The headline in the Rocky Mountain News reads, "Denver Charter Getting Better Results with Same Budget." What taxpayer wouldn't support the efficient use of public education money?
Now go to the state growth model chart and first click on "middle schools" and then check out the different subjects comparing W Denver Prep and Kepner as the article discusses. Note that several charter schools are in the high-performing quadrant (top right).
There are a couple of key factors that charter schools have to make them more likely to succeed. For instance, they hire teachers based on performance and employ them at-will and the charter school is mission-driven with a curriculum that was specified in the charter school application. In other words, they have control over their program and are focused on the end-product: increased student academic achievement. These are components that cannot be replicated in a system driven by the teachers union and curriculum-for-the-masses.
Further, many of the successful charter schools are led by dynamic leaders who don't make excuses for themselves, their staff members or their students.
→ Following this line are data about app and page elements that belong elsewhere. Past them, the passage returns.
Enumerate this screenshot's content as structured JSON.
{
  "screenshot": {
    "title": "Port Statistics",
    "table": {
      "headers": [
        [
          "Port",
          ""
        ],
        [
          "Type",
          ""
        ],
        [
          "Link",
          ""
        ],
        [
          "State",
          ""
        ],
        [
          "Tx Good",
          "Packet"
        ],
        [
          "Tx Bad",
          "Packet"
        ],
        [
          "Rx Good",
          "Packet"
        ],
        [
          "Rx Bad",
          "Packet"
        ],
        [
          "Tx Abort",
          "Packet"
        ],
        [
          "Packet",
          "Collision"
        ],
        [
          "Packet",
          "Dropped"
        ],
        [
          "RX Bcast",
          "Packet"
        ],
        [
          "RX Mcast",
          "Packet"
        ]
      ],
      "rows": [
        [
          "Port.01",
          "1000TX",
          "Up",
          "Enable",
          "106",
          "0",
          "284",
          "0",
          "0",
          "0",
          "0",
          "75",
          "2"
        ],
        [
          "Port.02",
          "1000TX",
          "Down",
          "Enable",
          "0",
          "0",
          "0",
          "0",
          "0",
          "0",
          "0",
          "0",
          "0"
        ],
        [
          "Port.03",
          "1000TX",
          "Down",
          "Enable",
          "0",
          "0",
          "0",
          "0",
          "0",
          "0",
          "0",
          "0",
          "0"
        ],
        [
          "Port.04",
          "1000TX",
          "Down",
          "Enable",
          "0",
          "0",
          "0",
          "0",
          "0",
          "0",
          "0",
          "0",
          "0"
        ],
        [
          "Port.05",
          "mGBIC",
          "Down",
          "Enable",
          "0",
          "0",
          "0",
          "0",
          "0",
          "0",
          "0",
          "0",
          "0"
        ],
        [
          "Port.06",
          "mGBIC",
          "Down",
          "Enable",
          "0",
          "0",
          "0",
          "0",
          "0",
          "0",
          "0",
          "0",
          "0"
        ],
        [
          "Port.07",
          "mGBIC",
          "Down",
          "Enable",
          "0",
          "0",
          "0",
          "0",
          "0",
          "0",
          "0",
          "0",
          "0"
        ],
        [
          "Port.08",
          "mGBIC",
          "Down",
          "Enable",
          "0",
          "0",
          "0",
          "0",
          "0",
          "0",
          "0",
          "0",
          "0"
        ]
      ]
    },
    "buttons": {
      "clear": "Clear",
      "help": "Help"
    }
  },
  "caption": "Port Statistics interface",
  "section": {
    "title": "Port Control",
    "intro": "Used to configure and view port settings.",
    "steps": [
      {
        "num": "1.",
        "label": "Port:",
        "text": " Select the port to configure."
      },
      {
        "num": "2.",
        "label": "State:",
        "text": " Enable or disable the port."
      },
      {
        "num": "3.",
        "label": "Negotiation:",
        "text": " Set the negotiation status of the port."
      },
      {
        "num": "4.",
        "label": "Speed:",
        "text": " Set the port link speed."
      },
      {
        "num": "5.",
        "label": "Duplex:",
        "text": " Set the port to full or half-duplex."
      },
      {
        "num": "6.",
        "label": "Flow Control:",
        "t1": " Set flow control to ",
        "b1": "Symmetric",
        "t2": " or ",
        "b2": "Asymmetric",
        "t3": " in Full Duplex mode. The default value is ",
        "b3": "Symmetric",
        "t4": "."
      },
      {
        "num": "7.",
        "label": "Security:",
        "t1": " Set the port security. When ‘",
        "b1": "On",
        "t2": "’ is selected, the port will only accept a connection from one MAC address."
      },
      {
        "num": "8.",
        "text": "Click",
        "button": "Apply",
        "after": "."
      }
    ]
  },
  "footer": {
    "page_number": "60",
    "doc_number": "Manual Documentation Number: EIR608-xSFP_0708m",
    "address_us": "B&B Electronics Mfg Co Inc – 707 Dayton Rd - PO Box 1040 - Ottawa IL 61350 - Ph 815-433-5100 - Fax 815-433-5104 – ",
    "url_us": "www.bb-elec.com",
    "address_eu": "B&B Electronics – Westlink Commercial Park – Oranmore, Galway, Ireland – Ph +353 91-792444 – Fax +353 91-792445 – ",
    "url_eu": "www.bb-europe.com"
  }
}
They do everything imaginable to get their students to learn; including giving a huge amount of their time and energy. These leaders focus on changing student's lives, not just getting another funded student in the door for count day or collecting the next monthly salary.